Accession Number : ADA290967
Title : Biological and Host Range Studies with Bagous affinis, An Indian Weevil that Destroys Hydrilla Tubers. Aquatic Plant Control Research Program.
Descriptive Note : Final rept.,
Corporate Author : AGRICULTURAL RESEARCH SERVICE GAINESVILLE FL
Personal Author(s) : Buckingham, Gary R. ; Bennett, Christine A.
PDF Url : ADA290967
Report Date : DEC 1994
Pagination or Media Count : 56
Abstract : Hydrilla verticillata (L.f.) Royle (common name hydrilla) is a noxious aquatic plant introduced into the United States from Africa through the aquarium industry. Two reproductive structures that enable hydrilla to withstand extremely harsh weather conditions are turions or winter buds (dense clusters of apical leaves that are produced in the leaf axils, green and ovoid-conical shaped buds) and bubil like hibernacular structures, commonly, but incorrectly, called tubers (formed at the ends of stolons buried in the substratum). Tubers can remain dormant in the sediment for several years and remain viable. Hydrilla plants may he found in lakes, rivers, drainage and irrigation canals, ponds, and streams. Severe infestations of hydrilla can restrict boat traffic and interfere with fisheries and waterflow. Hydrilla is a nuisance adventive submersed aquatic plant that reproduces by fragmentation, tubers (which may remain dormant in the substrate for several years and yet remain viable), turions, as well as by seeds (in the monoecious variety). This plant is one of the most prolific problem aquatic plants in the United States, causing problems in many lakes and reservoirs with recreation and navigation. It is extremely difficult to control because of its varied methods of reproduction. Hydrilla is found in many southern states, California, and recently Virginia; it is removed in most cases by mechanical methods or by using herbicides. Mechanical removal tends to increase the spread of hydrilla because of fragmentation; while herbicides are used in various places, a major concern exists for the environment and water quality.

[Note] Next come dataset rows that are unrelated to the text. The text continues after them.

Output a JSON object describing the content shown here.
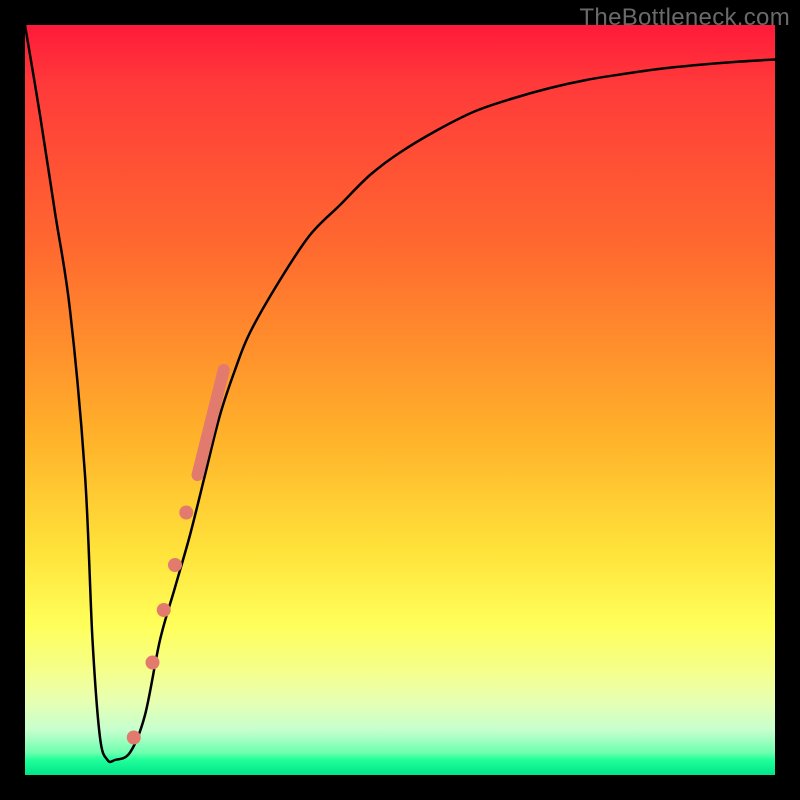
{
  "watermark": "TheBottleneck.com",
  "chart_data": {
    "type": "line",
    "title": "",
    "xlabel": "",
    "ylabel": "",
    "xlim": [
      0,
      100
    ],
    "ylim": [
      0,
      100
    ],
    "background": {
      "type": "vertical-gradient",
      "stops": [
        {
          "pos": 0.0,
          "color": "#ff1a3a"
        },
        {
          "pos": 0.3,
          "color": "#ff6a2f"
        },
        {
          "pos": 0.55,
          "color": "#ffb22a"
        },
        {
          "pos": 0.8,
          "color": "#ffff5a"
        },
        {
          "pos": 0.94,
          "color": "#c6ffcf"
        },
        {
          "pos": 1.0,
          "color": "#00e58a"
        }
      ]
    },
    "series": [
      {
        "name": "bottleneck-curve",
        "color": "#000000",
        "stroke_width": 2.5,
        "x": [
          0,
          2,
          4,
          6,
          8,
          9,
          10,
          11,
          12,
          14,
          16,
          18,
          20,
          22,
          24,
          26,
          28,
          30,
          34,
          38,
          42,
          46,
          50,
          55,
          60,
          65,
          70,
          75,
          80,
          85,
          90,
          95,
          100
        ],
        "y": [
          100,
          88,
          75,
          62,
          40,
          18,
          5,
          2,
          2,
          3,
          8,
          18,
          25,
          32,
          40,
          48,
          54,
          59,
          66,
          72,
          76,
          80,
          83,
          86,
          88.5,
          90.2,
          91.6,
          92.7,
          93.5,
          94.2,
          94.7,
          95.1,
          95.4
        ]
      },
      {
        "name": "highlight-segment",
        "type": "line",
        "color": "#e37a6e",
        "stroke_width": 12,
        "x": [
          23,
          26.5
        ],
        "y": [
          40,
          54
        ]
      },
      {
        "name": "highlight-dots",
        "type": "scatter",
        "color": "#e37a6e",
        "radius": 7,
        "x": [
          14.5,
          17.0,
          18.5,
          20.0,
          21.5
        ],
        "y": [
          5,
          15,
          22,
          28,
          35
        ]
      }
    ]
  }
}
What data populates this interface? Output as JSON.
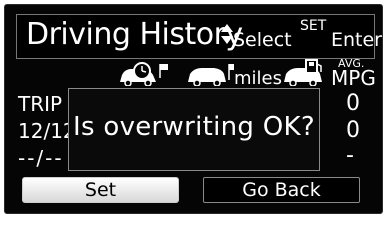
{
  "header": {
    "title": "Driving History",
    "select_label": "Select",
    "set_key": "SET",
    "enter_label": "Enter"
  },
  "columns": {
    "miles_label": "miles",
    "avg_label": "AVG.",
    "mpg_label": "MPG"
  },
  "rows": [
    {
      "label": "TRIP",
      "value": "0"
    },
    {
      "label": "12/12",
      "value": "0"
    },
    {
      "label": "--/--",
      "value": "-"
    }
  ],
  "dialog": {
    "message": "Is overwriting OK?"
  },
  "buttons": {
    "set_label": "Set",
    "back_label": "Go Back"
  },
  "colors": {
    "background": "#050505",
    "text": "#ffffff",
    "border": "#8a8a8a"
  }
}
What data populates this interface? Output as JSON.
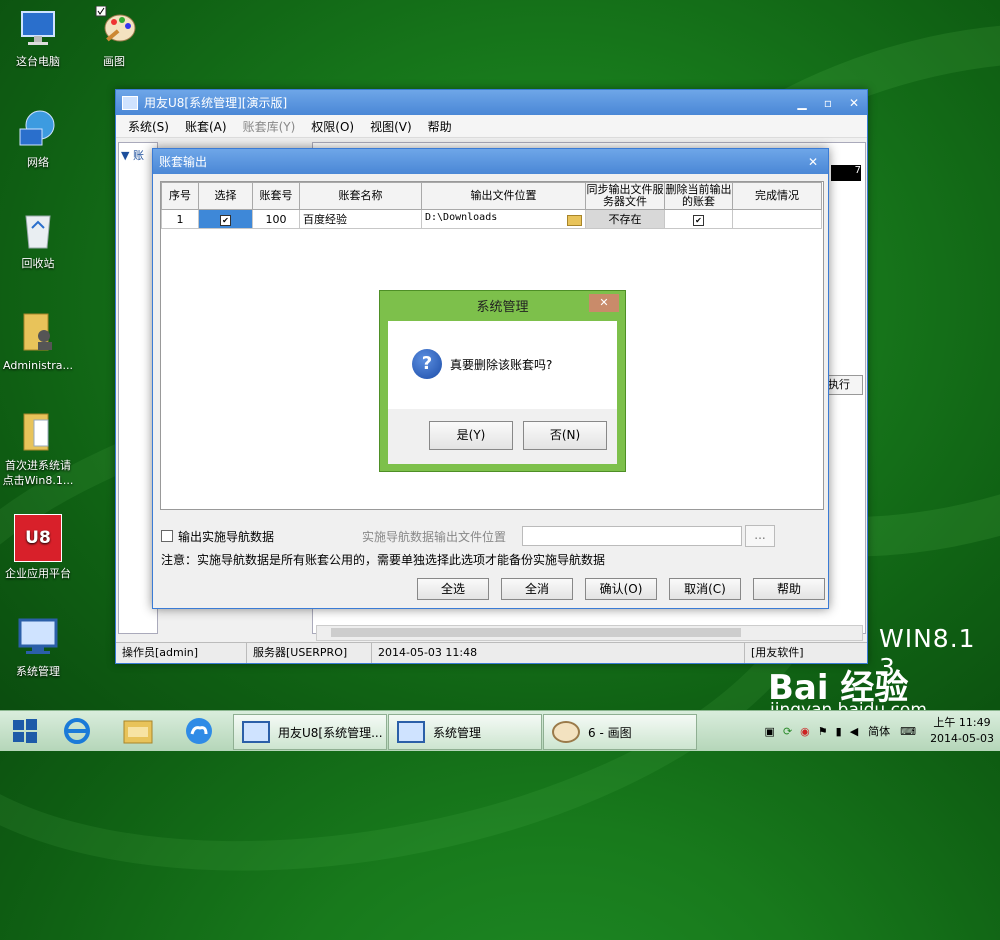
{
  "desktop": {
    "icons": [
      {
        "label": "这台电脑"
      },
      {
        "label": "画图"
      },
      {
        "label": "网络"
      },
      {
        "label": "回收站"
      },
      {
        "label": "Administra..."
      },
      {
        "label": "首次进系统请点击Win8.1..."
      },
      {
        "label": "企业应用平台"
      },
      {
        "label": "系统管理"
      }
    ],
    "u8_logo_text": "U8",
    "watermark_win": "WIN8.1 3",
    "watermark_baidu": "Bai 经验",
    "watermark_url": "jingyan.baidu.com"
  },
  "main_window": {
    "title": "用友U8[系统管理][演示版]",
    "menu": [
      "系统(S)",
      "账套(A)",
      "账套库(Y)",
      "权限(O)",
      "视图(V)",
      "帮助"
    ],
    "tree_item": "账",
    "black_cell_text": "7",
    "exec_button": "执行",
    "status": {
      "operator": "操作员[admin]",
      "server": "服务器[USERPRO]",
      "datetime": "2014-05-03 11:48",
      "company": "[用友软件]"
    }
  },
  "export_dialog": {
    "title": "账套输出",
    "columns": [
      "序号",
      "选择",
      "账套号",
      "账套名称",
      "输出文件位置",
      "同步输出文件服务器文件",
      "删除当前输出的账套",
      "完成情况"
    ],
    "rows": [
      {
        "no": "1",
        "selected": true,
        "account_no": "100",
        "name": "百度经验",
        "path": "D:\\Downloads",
        "sync": "不存在",
        "delete": true,
        "status": ""
      }
    ],
    "nav_checkbox_label": "输出实施导航数据",
    "nav_path_label": "实施导航数据输出文件位置",
    "nav_path_value": "",
    "browse_label": "...",
    "note": "注意：实施导航数据是所有账套公用的，需要单独选择此选项才能备份实施导航数据",
    "buttons": {
      "select_all": "全选",
      "deselect_all": "全消",
      "confirm": "确认(O)",
      "cancel": "取消(C)",
      "help": "帮助"
    }
  },
  "message_box": {
    "title": "系统管理",
    "text": "真要删除该账套吗?",
    "yes": "是(Y)",
    "no": "否(N)",
    "icon_glyph": "?"
  },
  "taskbar": {
    "tasks": [
      "用友U8[系统管理...",
      "系统管理",
      "6 - 画图"
    ],
    "ime": "简体",
    "time": "11:49",
    "time_prefix": "上午",
    "date": "2014-05-03"
  },
  "colors": {
    "desktop_green": "#187a1c",
    "titlebar_blue": "#4a87d6",
    "msgbox_green": "#7dc04b",
    "selection_blue": "#3e88d8"
  }
}
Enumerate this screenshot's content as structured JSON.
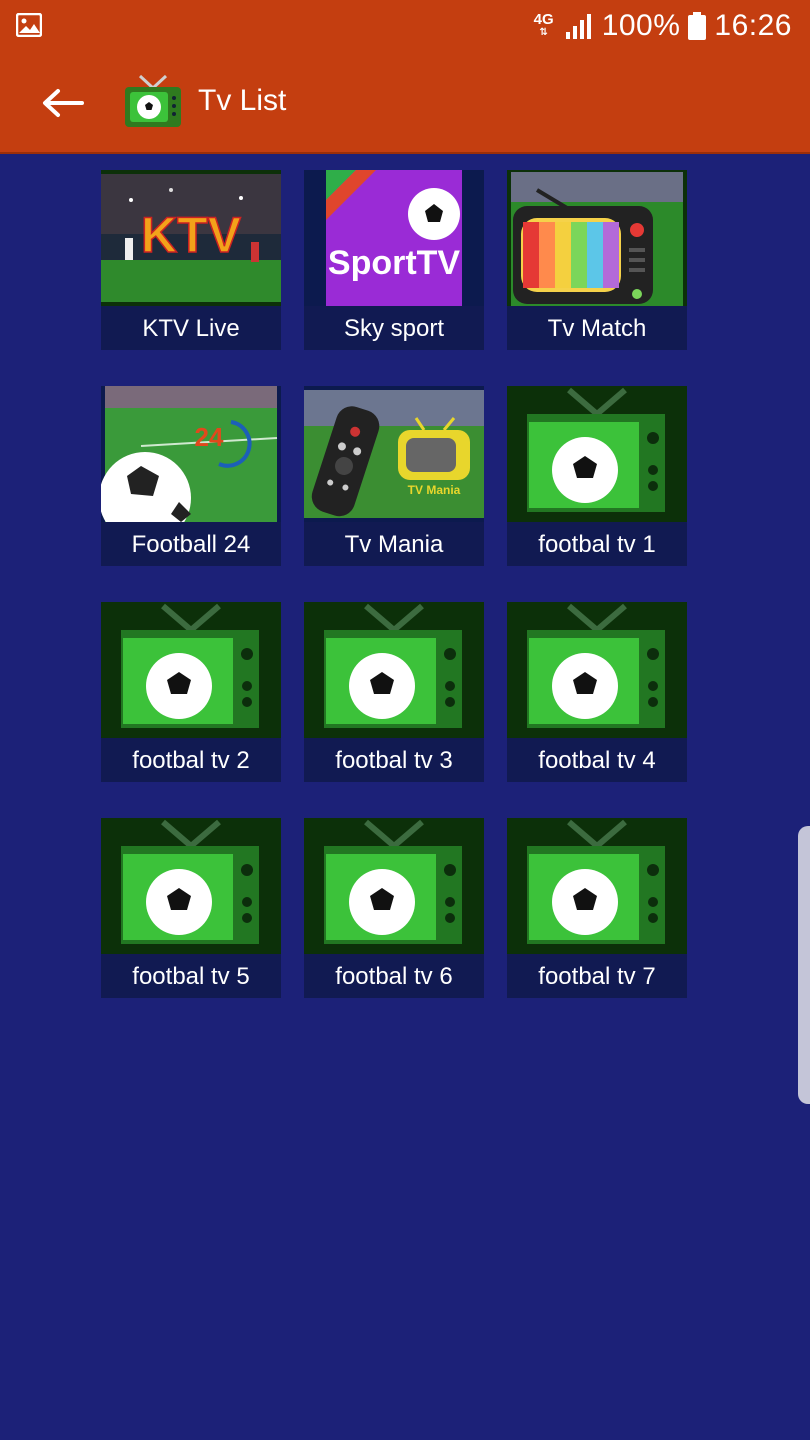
{
  "status_bar": {
    "network": "4G",
    "battery_percent": "100%",
    "time": "16:26"
  },
  "app_bar": {
    "title": "Tv List"
  },
  "channels": [
    {
      "label": "KTV Live",
      "thumb": "ktv",
      "thumb_text": "KTV"
    },
    {
      "label": "Sky sport",
      "thumb": "sporttv",
      "thumb_text": "SportTV"
    },
    {
      "label": "Tv Match",
      "thumb": "tvmatch"
    },
    {
      "label": "Football 24",
      "thumb": "football24",
      "thumb_text": "24"
    },
    {
      "label": "Tv Mania",
      "thumb": "tvmania",
      "thumb_text": "TV Mania"
    },
    {
      "label": "footbal tv 1",
      "thumb": "tvball"
    },
    {
      "label": "footbal tv 2",
      "thumb": "tvball"
    },
    {
      "label": "footbal tv 3",
      "thumb": "tvball"
    },
    {
      "label": "footbal tv 4",
      "thumb": "tvball"
    },
    {
      "label": "footbal tv 5",
      "thumb": "tvball"
    },
    {
      "label": "footbal tv 6",
      "thumb": "tvball"
    },
    {
      "label": "footbal tv 7",
      "thumb": "tvball"
    }
  ],
  "colors": {
    "status_bar": "#c43e10",
    "background": "#1c2178",
    "label_bg": "#111a52"
  }
}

Descriptors : *PLANT GROWTH, *HOSTS(BIOLOGY), *AQUATIC PLANTS, *BIOLOGICAL WEED CONTROL, REMOVAL, WEATHER, BIOLOGY, SUBSTRATES, CLUSTERING, NAVIGATION, HIGH DENSITY, RIVERS, AFRICA, WATER QUALITY, FISHERIES, WATER TRAFFIC, LAKES, SEDIMENTS, RECREATION, RESERVOIRS, IRRIGATION SYSTEMS, HERBICIDES, SEEDS, REPRODUCTION(PHYSIOLOGY).
Subject Categories : Biology
Agronomy, Horticulture and Aquiculture
Distribution Statement : APPROVED FOR PUBLIC RELEASE